    "As for your bad language. Try not to do this"... (1) "infantilises" is not a word. I'm assuming you meant "infantilizes" (2) "employees are being treated as if infants".... You meant "employees are treated *like* infants". (3) and other grammatical errors...

  • charlescawley

    Still not one word about company politics. Somehow, I do not see telling stories featuring big in the boardroom.

    Modern science? Some pretty wild and outrageous things were called 'modern science' in the past. Eugenics were all the rage in late 19th century UK.

    Words are not what you want them to mean, like Humpty Dumpty. If it is not a story then it is not a story.

    The traditional corporate environment did not treat employees like children. Indeed, the only defence during the period of the Combination Act laws in the UK when all this started off was to insist on contractual rights. The grim capitalist theme was that contracts were all and they were enforced in a cruel and bloody way.

    Using spelling as an excuse not to listen is a little sad. I use English spelling which is where the admirable American language came from. The colour and behaviourist nature of the way you plough on through this argument is interesting. And I do not fail to understand the equally good often superior US way of spelling. "As if" is not incorrect.

    The trick is to seek the meaning and to try to understand. Trying to find excuses not to listen on the grounds of supposed grammatical and spelling errors is, in itself, quite revealing..

  • ikaruga

    Because the article isn't talking about corporate politics. (Although now that you mention it, I'm a little curious what you mean.) In fact, the article is very specific. For example, Point #2 the author recommends using narrative form to effectively communicate *best practices*---nothing else, and nothing more. Point #3 is taken straight from Agile software development practices, which is used heavily in the software industry.

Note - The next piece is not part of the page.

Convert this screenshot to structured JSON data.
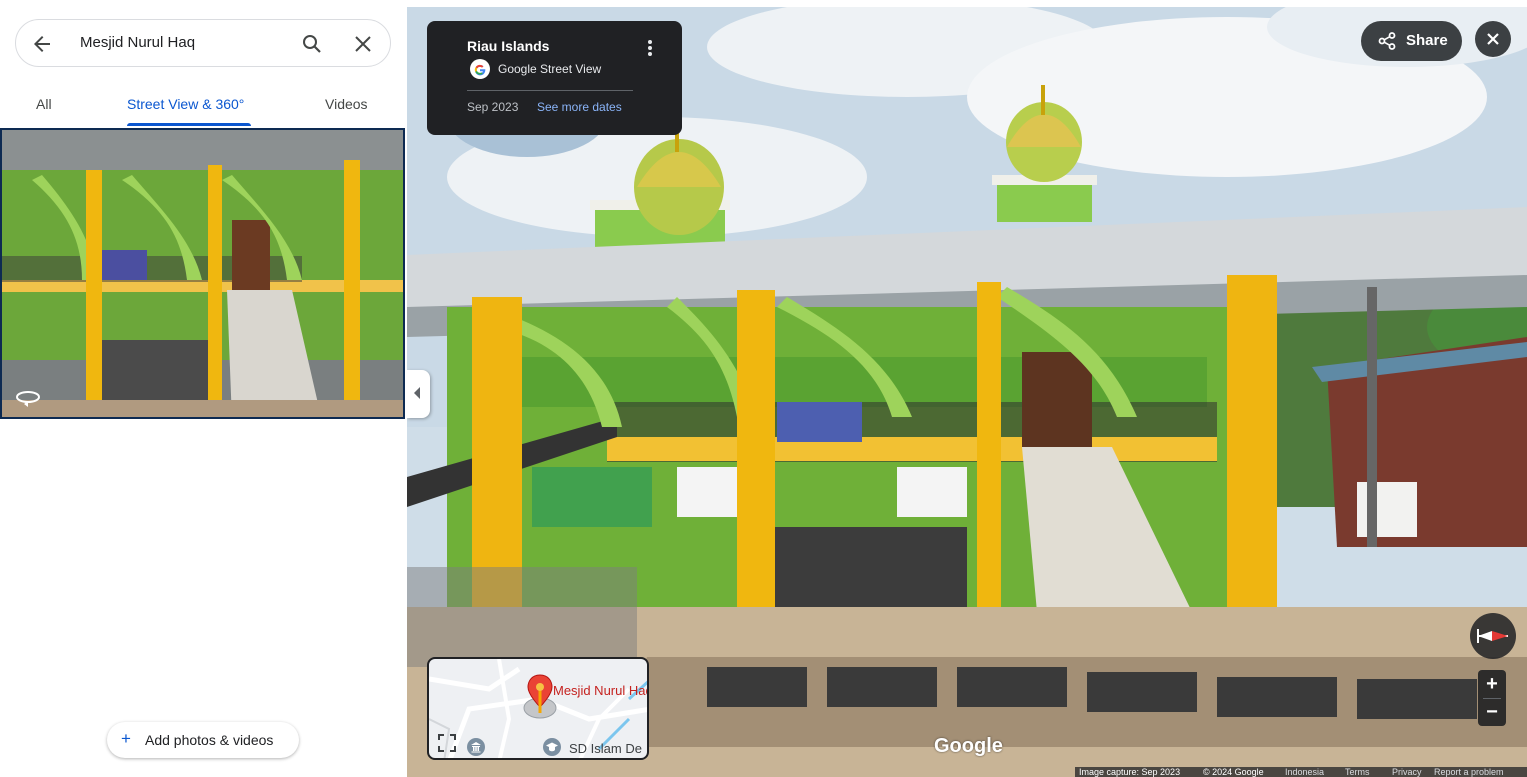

    Your tirade about the "chinese" and the need to be "hard" doesn't really apply.

    The point of the article is to motivate companies to evolve past the bureaucratic culture phase. As an idea worker having worked in all three types of companies, I can attest that the lightweight structure company is where I've been the most productive ... and happiest.

  • charlescawley

    Why not just use the word 'explain' or simply communicate? Politics is about information, communication, misinformation and abuse. It is absolutely relevant to the article.

    The Chinese are brutally effective and do very well without the need to complicate or invent unnecessary extras to make things or be productive. Some of the worst excesses of bureaucratic history were left in India from the British Imperial past and they find echos in what is thought to be 'modern' today.

    It is sad to see the US Empire crumble sharing the fate of the British Empire.

    It is as if you are frightened of the taboo of internal politics. Next, you will tell me that it does not exist where you work. Every good CEO in history has used positive politics as key to their success without exception. This is about information flow. It is a common mark of organisations troubled by internal politics that they refuse to admit of its existence.

    I was an employee for many years and learnt all about company politics the hard way. That is why I offered that free pdf. There is no direct commercial gain for me.

    The frontis piece features Queen Elizabeth 1 in the Rainbow Portrait opposite the frontis piece from Hobbes Leviathan. The gown of the Queen is covered with eyes and ears.